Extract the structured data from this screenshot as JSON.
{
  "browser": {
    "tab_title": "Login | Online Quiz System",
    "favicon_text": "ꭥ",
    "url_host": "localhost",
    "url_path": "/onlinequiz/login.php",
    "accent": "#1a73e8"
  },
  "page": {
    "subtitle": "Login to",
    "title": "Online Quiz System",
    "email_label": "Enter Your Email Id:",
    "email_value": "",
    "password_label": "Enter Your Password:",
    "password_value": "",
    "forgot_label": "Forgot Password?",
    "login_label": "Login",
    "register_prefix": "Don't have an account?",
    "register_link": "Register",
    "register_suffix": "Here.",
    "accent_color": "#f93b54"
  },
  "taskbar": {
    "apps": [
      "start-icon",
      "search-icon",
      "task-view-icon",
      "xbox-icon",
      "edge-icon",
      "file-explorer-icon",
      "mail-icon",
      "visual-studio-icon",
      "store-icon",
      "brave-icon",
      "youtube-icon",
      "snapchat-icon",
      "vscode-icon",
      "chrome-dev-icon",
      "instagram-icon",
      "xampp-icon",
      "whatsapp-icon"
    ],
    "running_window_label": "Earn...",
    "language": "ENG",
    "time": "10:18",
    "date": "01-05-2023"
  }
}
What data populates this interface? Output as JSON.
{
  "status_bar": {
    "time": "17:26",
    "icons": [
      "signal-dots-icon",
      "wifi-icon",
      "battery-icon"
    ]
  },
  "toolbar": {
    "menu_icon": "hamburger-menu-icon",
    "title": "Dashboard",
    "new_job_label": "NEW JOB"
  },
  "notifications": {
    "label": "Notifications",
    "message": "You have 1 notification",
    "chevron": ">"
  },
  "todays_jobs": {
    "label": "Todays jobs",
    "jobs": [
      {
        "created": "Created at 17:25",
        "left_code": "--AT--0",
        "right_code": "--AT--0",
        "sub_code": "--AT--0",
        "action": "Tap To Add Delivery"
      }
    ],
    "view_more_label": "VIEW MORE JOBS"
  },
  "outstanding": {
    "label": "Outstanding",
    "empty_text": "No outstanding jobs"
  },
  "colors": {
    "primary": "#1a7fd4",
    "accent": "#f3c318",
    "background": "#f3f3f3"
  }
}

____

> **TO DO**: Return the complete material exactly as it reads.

> **SOLVED EXERCISE**:
Extract the structured data from this screenshot as JSON.
{
  "browser": {
    "tab_title": "Login | Online Quiz System",
    "favicon_text": "ꭥ",
    "url_host": "localhost",
    "url_path": "/onlinequiz/login.php",
    "accent": "#1a73e8"
  },
  "page": {
    "subtitle": "Login to",
    "title": "Online Quiz System",
    "email_label": "Enter Your Email Id:",
    "email_value": "",
    "password_label": "Enter Your Password:",
    "password_value": "",
    "forgot_label": "Forgot Password?",
    "login_label": "Login",
    "register_prefix": "Don't have an account?",
    "register_link": "Register",
    "register_suffix": "Here.",
    "accent_color": "#f93b54"
  },
  "taskbar": {
    "apps": [
      "start-icon",
      "search-icon",
      "task-view-icon",
      "xbox-icon",
      "edge-icon",
      "file-explorer-icon",
      "mail-icon",
      "visual-studio-icon",
      "store-icon",
      "brave-icon",
      "youtube-icon",
      "snapchat-icon",
      "vscode-icon",
      "chrome-dev-icon",
      "instagram-icon",
      "xampp-icon",
      "whatsapp-icon"
    ],
    "running_window_label": "Earn...",
    "language": "ENG",
    "time": "10:18",
    "date": "01-05-2023"
  }
}
What data populates this interface? Output as JSON.
{
  "status_bar": {
    "time": "17:26",
    "icons": [
      "signal-dots-icon",
      "wifi-icon",
      "battery-icon"
    ]
  },
  "toolbar": {
    "menu_icon": "hamburger-menu-icon",
    "title": "Dashboard",
    "new_job_label": "NEW JOB"
  },
  "notifications": {
    "label": "Notifications",
    "message": "You have 1 notification",
    "chevron": ">"
  },
  "todays_jobs": {
    "label": "Todays jobs",
    "jobs": [
      {
        "created": "Created at 17:25",
        "left_code": "--AT--0",
        "right_code": "--AT--0",
        "sub_code": "--AT--0",
        "action": "Tap To Add Delivery"
      }
    ],
    "view_more_label": "VIEW MORE JOBS"
  },
  "outstanding": {
    "label": "Outstanding",
    "empty_text": "No outstanding jobs"
  },
  "colors": {
    "primary": "#1a7fd4",
    "accent": "#f3c318",
    "background": "#f3f3f3"
  }
}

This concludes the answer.